▶ [The task] The lines wanted are those in the data below that include "this".

Records from a dataset:
>>>

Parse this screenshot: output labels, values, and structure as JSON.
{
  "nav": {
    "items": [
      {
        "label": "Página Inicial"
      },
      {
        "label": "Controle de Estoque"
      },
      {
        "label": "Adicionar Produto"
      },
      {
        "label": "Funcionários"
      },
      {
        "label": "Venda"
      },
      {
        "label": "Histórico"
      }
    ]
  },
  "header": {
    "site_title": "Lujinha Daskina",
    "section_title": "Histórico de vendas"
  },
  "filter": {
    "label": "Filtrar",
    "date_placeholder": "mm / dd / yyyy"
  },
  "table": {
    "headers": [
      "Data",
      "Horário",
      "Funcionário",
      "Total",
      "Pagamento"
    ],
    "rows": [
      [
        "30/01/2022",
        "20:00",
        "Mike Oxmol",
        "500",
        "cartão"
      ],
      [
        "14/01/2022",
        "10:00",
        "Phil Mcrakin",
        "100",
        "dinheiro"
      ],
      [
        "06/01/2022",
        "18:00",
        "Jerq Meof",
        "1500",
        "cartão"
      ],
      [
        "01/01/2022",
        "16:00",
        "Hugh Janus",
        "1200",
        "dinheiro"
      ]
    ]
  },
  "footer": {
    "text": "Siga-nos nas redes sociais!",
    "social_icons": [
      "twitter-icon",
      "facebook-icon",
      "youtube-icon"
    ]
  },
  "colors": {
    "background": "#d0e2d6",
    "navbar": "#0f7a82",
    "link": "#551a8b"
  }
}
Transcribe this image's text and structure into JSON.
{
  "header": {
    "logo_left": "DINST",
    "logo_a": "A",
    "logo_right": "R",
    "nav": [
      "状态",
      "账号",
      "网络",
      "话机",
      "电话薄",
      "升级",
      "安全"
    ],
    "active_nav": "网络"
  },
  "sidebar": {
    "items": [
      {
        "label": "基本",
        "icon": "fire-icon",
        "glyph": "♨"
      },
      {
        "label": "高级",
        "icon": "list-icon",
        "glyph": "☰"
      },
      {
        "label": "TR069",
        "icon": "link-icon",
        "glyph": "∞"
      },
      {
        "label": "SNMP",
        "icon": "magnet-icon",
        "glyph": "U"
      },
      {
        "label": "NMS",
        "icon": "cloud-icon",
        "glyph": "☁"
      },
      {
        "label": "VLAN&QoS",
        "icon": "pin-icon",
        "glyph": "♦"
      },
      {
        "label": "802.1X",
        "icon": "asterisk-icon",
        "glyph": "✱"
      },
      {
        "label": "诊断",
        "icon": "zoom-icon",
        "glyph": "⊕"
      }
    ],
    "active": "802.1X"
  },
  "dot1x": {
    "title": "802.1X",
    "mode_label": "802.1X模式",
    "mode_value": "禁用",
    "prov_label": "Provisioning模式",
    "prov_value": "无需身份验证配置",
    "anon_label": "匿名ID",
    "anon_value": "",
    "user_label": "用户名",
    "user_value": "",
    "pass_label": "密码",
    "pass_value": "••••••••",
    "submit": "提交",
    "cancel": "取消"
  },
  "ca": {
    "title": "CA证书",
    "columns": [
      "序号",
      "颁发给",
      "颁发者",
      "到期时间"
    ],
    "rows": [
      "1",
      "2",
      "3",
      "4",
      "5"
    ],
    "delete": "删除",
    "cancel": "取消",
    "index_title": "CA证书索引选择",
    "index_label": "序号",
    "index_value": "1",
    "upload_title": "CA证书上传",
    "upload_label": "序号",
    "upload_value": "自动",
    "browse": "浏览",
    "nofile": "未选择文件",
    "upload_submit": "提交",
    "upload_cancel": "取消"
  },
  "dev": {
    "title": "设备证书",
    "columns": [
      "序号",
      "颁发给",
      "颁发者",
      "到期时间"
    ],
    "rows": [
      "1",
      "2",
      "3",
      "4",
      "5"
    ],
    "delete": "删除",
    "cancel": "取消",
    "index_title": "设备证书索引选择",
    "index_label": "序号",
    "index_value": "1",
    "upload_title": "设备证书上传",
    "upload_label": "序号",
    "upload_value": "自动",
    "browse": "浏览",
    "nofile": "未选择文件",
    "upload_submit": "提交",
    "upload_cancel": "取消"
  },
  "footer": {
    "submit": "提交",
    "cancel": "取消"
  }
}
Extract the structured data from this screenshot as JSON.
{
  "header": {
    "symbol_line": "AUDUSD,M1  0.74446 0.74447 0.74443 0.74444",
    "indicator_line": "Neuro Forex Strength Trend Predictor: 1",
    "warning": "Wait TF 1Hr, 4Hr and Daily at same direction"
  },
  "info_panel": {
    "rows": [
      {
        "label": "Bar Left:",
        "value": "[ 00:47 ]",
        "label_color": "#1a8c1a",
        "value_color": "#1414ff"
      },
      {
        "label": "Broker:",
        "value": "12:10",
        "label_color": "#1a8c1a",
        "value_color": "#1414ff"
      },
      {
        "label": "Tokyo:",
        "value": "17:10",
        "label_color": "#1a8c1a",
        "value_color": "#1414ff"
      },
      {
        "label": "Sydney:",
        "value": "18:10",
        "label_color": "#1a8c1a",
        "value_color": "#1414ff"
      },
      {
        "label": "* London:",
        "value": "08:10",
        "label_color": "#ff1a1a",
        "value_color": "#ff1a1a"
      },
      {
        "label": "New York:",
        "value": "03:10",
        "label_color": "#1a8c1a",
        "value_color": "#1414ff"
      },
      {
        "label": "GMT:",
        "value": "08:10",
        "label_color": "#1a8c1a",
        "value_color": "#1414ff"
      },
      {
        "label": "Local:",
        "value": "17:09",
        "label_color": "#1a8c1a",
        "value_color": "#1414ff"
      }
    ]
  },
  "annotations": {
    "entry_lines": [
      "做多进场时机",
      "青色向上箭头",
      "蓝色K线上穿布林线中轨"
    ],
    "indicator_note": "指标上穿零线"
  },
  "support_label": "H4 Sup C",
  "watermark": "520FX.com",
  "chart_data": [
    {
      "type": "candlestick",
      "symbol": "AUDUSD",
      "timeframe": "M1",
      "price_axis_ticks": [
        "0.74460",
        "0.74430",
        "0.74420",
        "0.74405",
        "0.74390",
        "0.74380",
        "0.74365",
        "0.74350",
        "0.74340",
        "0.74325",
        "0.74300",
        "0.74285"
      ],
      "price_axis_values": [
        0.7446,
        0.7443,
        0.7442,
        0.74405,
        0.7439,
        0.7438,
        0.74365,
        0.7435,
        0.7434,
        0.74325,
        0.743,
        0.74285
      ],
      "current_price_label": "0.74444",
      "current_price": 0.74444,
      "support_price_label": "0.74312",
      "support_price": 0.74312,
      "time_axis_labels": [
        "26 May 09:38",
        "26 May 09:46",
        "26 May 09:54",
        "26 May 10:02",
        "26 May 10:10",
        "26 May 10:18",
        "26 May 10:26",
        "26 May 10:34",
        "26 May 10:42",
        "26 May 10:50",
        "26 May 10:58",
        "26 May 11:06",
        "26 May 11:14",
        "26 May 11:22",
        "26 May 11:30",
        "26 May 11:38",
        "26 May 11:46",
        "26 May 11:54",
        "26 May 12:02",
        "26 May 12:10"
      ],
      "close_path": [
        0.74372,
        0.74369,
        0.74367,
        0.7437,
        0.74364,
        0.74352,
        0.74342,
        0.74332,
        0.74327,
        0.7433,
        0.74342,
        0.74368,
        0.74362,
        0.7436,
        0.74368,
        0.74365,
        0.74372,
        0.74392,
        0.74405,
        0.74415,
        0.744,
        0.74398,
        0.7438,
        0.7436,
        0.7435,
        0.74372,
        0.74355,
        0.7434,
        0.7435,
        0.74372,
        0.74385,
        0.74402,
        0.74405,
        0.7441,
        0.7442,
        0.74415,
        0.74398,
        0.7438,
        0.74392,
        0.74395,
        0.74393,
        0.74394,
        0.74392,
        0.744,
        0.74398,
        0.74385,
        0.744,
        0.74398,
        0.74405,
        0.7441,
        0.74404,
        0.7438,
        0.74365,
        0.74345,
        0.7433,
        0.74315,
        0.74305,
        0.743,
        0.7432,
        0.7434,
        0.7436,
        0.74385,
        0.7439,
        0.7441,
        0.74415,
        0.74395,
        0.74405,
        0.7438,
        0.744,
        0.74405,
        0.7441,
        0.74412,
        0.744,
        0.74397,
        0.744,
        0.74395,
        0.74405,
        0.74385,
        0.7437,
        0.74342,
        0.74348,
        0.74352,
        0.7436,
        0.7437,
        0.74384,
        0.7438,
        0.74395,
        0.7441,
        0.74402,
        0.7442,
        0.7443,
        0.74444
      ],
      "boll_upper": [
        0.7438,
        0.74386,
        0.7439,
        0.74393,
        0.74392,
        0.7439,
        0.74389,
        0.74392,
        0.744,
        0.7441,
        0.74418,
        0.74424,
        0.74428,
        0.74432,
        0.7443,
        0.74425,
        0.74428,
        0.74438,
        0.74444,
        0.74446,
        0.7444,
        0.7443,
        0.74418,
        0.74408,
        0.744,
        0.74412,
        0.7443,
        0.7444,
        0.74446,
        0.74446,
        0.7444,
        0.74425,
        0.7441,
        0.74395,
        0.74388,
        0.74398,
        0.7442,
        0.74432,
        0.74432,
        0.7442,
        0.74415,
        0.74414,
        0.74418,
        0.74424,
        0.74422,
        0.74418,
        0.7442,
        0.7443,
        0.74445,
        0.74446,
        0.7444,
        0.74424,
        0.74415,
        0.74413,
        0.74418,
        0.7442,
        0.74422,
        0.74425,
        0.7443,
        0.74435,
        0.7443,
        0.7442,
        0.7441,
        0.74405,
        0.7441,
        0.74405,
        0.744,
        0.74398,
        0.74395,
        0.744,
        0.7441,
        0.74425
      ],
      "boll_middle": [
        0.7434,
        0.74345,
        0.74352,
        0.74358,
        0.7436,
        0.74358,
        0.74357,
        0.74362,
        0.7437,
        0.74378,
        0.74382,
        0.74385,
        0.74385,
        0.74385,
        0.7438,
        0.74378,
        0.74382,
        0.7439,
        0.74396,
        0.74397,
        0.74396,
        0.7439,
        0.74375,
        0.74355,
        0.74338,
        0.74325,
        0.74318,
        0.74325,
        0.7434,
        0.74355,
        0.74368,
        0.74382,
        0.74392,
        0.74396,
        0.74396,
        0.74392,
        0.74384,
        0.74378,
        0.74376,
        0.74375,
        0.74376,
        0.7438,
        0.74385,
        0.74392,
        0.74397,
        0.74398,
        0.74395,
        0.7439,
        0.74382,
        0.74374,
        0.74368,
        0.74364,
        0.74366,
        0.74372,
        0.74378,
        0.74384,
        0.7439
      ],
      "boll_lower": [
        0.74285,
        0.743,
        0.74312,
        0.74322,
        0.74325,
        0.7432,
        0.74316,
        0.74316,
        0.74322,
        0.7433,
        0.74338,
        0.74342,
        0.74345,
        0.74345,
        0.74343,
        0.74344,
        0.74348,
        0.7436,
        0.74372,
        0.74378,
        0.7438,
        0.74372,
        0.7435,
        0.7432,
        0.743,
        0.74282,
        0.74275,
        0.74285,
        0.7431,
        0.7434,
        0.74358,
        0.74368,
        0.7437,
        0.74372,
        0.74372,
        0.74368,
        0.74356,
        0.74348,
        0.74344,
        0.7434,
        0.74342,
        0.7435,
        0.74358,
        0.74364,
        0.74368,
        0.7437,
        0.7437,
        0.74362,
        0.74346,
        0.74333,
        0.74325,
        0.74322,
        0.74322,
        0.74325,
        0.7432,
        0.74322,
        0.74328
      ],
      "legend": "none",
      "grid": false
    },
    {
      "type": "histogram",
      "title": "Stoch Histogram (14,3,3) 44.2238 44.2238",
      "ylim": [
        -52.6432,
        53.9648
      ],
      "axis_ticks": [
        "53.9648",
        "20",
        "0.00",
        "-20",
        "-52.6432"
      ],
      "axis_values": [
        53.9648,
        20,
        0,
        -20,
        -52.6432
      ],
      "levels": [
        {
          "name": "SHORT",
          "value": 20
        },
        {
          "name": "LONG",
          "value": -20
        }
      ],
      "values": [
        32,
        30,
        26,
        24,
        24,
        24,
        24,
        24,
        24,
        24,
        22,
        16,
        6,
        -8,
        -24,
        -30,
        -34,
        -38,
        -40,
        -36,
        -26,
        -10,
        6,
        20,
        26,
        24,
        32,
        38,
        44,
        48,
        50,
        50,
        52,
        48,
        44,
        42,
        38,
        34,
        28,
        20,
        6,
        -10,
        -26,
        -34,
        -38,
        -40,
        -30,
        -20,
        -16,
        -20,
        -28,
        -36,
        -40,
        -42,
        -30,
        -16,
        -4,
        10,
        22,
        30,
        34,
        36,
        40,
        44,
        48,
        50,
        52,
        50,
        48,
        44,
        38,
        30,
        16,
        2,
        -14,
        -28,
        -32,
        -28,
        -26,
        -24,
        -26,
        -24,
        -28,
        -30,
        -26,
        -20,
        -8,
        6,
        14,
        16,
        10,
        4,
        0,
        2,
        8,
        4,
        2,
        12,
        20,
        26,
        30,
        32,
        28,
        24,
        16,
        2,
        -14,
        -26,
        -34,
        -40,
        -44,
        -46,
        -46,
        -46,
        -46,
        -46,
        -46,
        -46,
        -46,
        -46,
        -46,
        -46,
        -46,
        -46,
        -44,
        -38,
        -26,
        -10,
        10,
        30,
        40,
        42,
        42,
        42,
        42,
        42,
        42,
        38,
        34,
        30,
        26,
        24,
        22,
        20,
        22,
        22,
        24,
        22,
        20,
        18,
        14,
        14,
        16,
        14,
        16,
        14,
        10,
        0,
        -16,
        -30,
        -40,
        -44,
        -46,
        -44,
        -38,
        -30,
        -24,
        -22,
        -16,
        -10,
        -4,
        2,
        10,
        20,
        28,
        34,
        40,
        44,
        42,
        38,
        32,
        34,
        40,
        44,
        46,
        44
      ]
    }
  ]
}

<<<

▶ [Output of the task]
Parse this screenshot: output labels, values, and structure as JSON.
Transcribe this image's text and structure into JSON.
Extract the structured data from this screenshot as JSON.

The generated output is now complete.